* **ACTIVITY**:
Scan the material below for the string "arrow". Report every line that has it.

---

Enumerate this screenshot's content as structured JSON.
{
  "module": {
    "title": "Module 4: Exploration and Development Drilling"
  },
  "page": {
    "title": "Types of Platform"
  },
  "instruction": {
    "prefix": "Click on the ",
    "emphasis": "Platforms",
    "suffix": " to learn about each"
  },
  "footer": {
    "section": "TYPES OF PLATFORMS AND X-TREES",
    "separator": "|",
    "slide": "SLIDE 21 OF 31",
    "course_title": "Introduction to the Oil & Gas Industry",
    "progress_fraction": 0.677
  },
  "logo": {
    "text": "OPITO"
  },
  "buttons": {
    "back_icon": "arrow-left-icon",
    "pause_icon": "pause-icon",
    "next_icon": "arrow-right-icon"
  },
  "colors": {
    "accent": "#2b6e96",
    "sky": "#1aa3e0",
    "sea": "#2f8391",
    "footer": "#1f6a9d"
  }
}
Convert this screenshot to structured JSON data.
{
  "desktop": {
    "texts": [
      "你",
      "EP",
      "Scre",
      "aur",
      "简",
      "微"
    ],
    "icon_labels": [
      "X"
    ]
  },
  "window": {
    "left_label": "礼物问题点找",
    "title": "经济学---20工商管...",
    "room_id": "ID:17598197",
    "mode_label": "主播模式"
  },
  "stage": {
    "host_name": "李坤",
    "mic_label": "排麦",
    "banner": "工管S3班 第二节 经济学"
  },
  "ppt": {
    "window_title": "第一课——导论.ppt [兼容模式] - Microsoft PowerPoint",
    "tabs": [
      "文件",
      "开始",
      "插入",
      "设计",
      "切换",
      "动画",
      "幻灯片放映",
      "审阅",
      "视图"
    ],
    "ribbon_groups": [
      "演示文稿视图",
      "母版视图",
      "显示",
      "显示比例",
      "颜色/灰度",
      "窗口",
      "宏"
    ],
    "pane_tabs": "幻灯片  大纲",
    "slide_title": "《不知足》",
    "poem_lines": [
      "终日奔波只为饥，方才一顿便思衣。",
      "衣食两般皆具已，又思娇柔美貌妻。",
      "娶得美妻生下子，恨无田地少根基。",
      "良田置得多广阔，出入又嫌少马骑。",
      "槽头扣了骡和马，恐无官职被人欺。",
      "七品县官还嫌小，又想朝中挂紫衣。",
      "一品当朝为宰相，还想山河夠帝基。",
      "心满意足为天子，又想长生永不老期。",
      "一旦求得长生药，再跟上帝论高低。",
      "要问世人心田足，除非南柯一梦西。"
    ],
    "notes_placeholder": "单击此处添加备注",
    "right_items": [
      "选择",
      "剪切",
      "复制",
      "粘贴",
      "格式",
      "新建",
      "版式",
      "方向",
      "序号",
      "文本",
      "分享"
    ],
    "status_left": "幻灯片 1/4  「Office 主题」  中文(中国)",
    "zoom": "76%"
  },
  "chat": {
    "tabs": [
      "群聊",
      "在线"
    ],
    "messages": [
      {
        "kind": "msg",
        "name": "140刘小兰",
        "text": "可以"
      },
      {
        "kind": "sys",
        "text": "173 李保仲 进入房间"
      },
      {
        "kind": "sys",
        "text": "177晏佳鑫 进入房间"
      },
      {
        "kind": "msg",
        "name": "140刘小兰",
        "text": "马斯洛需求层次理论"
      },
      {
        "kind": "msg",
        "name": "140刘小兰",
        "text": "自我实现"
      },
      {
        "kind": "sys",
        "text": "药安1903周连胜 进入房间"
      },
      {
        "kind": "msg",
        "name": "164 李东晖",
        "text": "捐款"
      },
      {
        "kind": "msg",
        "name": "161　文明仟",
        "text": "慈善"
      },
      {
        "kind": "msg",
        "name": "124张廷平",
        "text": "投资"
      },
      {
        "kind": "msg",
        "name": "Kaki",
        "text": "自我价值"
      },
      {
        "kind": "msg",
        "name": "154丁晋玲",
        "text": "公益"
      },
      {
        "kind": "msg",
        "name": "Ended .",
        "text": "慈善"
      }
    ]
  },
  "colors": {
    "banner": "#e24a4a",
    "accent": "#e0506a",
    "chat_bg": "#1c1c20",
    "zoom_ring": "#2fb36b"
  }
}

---

* **REPLY TO THE TASK**:
    "back_icon": "arrow-left-icon",
    "next_icon": "arrow-right-icon"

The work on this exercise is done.